**Entries shown**.

┌──

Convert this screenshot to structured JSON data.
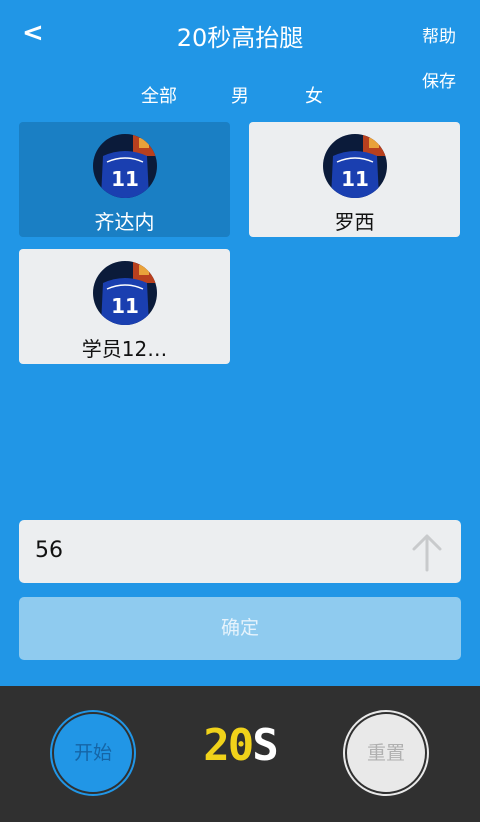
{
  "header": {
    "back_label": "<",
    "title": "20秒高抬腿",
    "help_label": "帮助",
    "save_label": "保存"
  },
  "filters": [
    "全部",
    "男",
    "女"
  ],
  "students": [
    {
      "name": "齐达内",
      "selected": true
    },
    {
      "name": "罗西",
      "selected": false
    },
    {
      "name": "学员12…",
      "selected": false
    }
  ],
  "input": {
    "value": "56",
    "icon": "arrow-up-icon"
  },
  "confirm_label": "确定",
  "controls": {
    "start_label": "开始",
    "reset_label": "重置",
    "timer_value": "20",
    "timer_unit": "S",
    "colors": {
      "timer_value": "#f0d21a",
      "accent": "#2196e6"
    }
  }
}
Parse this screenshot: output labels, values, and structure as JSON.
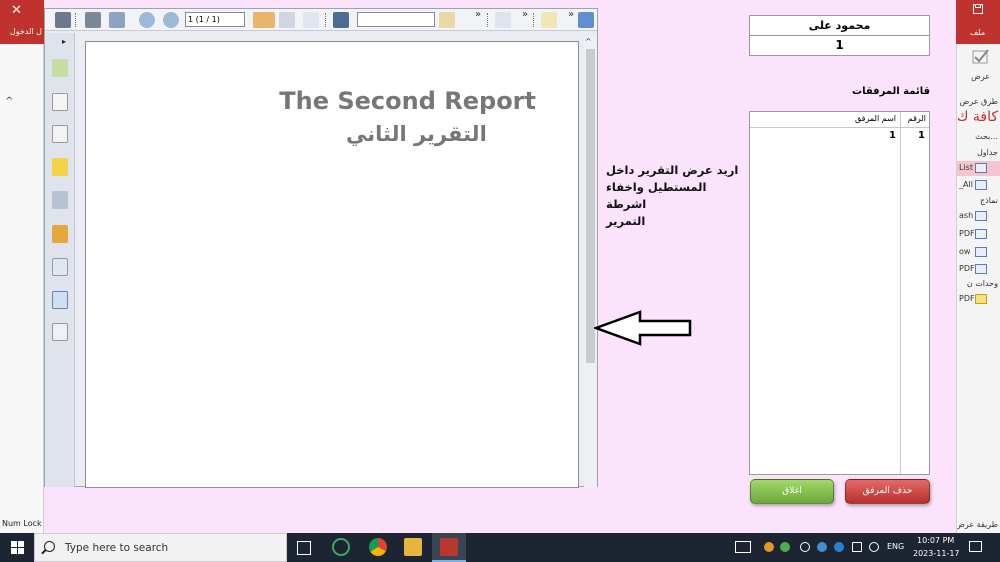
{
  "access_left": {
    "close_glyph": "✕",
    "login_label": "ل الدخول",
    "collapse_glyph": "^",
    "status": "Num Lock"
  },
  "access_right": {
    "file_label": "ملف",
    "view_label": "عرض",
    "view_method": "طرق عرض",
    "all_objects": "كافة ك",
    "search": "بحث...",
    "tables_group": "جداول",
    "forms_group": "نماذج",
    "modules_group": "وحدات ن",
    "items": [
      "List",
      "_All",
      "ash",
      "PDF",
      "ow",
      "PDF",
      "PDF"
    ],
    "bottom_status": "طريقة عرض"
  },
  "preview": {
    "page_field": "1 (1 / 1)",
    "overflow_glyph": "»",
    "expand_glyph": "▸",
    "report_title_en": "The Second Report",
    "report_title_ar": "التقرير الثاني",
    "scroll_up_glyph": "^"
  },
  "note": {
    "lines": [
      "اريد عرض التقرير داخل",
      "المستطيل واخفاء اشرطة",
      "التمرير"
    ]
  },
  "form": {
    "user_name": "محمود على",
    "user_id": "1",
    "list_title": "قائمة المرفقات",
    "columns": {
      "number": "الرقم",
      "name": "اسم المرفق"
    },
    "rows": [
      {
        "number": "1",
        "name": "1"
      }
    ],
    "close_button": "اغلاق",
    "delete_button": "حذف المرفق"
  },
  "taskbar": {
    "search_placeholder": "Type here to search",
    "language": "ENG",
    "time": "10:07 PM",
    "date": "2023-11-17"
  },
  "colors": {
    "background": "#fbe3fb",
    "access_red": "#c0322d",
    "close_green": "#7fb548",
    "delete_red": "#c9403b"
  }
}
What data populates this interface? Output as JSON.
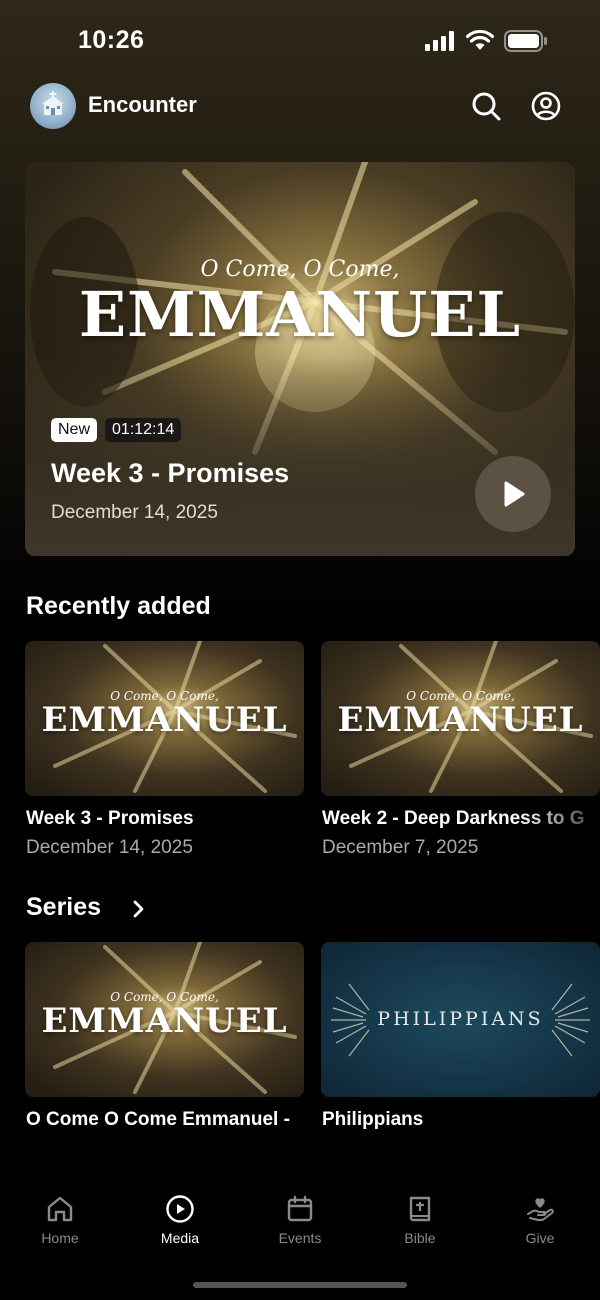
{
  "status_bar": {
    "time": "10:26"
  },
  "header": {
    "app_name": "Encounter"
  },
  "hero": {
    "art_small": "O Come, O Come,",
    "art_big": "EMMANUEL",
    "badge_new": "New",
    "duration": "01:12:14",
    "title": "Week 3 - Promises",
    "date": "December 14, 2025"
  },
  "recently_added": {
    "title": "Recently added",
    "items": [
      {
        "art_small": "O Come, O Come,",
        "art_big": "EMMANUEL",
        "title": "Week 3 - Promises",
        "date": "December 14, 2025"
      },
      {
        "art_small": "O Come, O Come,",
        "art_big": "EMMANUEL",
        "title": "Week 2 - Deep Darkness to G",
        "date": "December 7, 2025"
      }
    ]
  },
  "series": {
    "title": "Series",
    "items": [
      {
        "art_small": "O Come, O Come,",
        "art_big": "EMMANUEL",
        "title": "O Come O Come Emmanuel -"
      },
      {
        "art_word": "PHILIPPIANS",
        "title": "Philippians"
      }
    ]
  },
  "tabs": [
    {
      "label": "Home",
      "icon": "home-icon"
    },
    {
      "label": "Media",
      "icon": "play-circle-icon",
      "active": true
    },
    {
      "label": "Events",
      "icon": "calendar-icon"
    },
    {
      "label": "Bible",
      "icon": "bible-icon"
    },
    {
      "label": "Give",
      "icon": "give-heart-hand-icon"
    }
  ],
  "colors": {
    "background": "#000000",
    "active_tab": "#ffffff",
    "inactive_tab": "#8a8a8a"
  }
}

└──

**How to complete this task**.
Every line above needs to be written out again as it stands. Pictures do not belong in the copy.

**Worked solution**.
Convert this screenshot to structured JSON data.
{
  "header": {
    "back_label": "<",
    "title": "20秒高抬腿",
    "help_label": "帮助",
    "save_label": "保存"
  },
  "filters": [
    "全部",
    "男",
    "女"
  ],
  "students": [
    {
      "name": "齐达内",
      "selected": true
    },
    {
      "name": "罗西",
      "selected": false
    },
    {
      "name": "学员12…",
      "selected": false
    }
  ],
  "input": {
    "value": "56",
    "icon": "arrow-up-icon"
  },
  "confirm_label": "确定",
  "controls": {
    "start_label": "开始",
    "reset_label": "重置",
    "timer_value": "20",
    "timer_unit": "S",
    "colors": {
      "timer_value": "#f0d21a",
      "accent": "#2196e6"
    }
  }
}
Parse this screenshot: output labels, values, and structure as JSON.
{
  "access_left": {
    "close_glyph": "✕",
    "login_label": "ل الدخول",
    "collapse_glyph": "^",
    "status": "Num Lock"
  },
  "access_right": {
    "file_label": "ملف",
    "view_label": "عرض",
    "view_method": "طرق عرض",
    "all_objects": "كافة ك",
    "search": "بحث...",
    "tables_group": "جداول",
    "forms_group": "نماذج",
    "modules_group": "وحدات ن",
    "items": [
      "List",
      "_All",
      "ash",
      "PDF",
      "ow",
      "PDF",
      "PDF"
    ],
    "bottom_status": "طريقة عرض"
  },
  "preview": {
    "page_field": "1 (1 / 1)",
    "overflow_glyph": "»",
    "expand_glyph": "▸",
    "report_title_en": "The Second Report",
    "report_title_ar": "التقرير الثاني",
    "scroll_up_glyph": "^"
  },
  "note": {
    "lines": [
      "اريد عرض التقرير داخل",
      "المستطيل واخفاء اشرطة",
      "التمرير"
    ]
  },
  "form": {
    "user_name": "محمود على",
    "user_id": "1",
    "list_title": "قائمة المرفقات",
    "columns": {
      "number": "الرقم",
      "name": "اسم المرفق"
    },
    "rows": [
      {
        "number": "1",
        "name": "1"
      }
    ],
    "close_button": "اغلاق",
    "delete_button": "حذف المرفق"
  },
  "taskbar": {
    "search_placeholder": "Type here to search",
    "language": "ENG",
    "time": "10:07 PM",
    "date": "2023-11-17"
  },
  "colors": {
    "background": "#fbe3fb",
    "access_red": "#c0322d",
    "close_green": "#7fb548",
    "delete_red": "#c9403b"
  }
}
What data populates this interface? Output as JSON.
{
  "status_bar": {
    "time": "10:26"
  },
  "header": {
    "app_name": "Encounter"
  },
  "hero": {
    "art_small": "O Come, O Come,",
    "art_big": "EMMANUEL",
    "badge_new": "New",
    "duration": "01:12:14",
    "title": "Week 3 - Promises",
    "date": "December 14, 2025"
  },
  "recently_added": {
    "title": "Recently added",
    "items": [
      {
        "art_small": "O Come, O Come,",
        "art_big": "EMMANUEL",
        "title": "Week 3 - Promises",
        "date": "December 14, 2025"
      },
      {
        "art_small": "O Come, O Come,",
        "art_big": "EMMANUEL",
        "title": "Week 2 - Deep Darkness to G",
        "date": "December 7, 2025"
      }
    ]
  },
  "series": {
    "title": "Series",
    "items": [
      {
        "art_small": "O Come, O Come,",
        "art_big": "EMMANUEL",
        "title": "O Come O Come Emmanuel -"
      },
      {
        "art_word": "PHILIPPIANS",
        "title": "Philippians"
      }
    ]
  },
  "tabs": [
    {
      "label": "Home",
      "icon": "home-icon"
    },
    {
      "label": "Media",
      "icon": "play-circle-icon",
      "active": true
    },
    {
      "label": "Events",
      "icon": "calendar-icon"
    },
    {
      "label": "Bible",
      "icon": "bible-icon"
    },
    {
      "label": "Give",
      "icon": "give-heart-hand-icon"
    }
  ],
  "colors": {
    "background": "#000000",
    "active_tab": "#ffffff",
    "inactive_tab": "#8a8a8a"
  }
}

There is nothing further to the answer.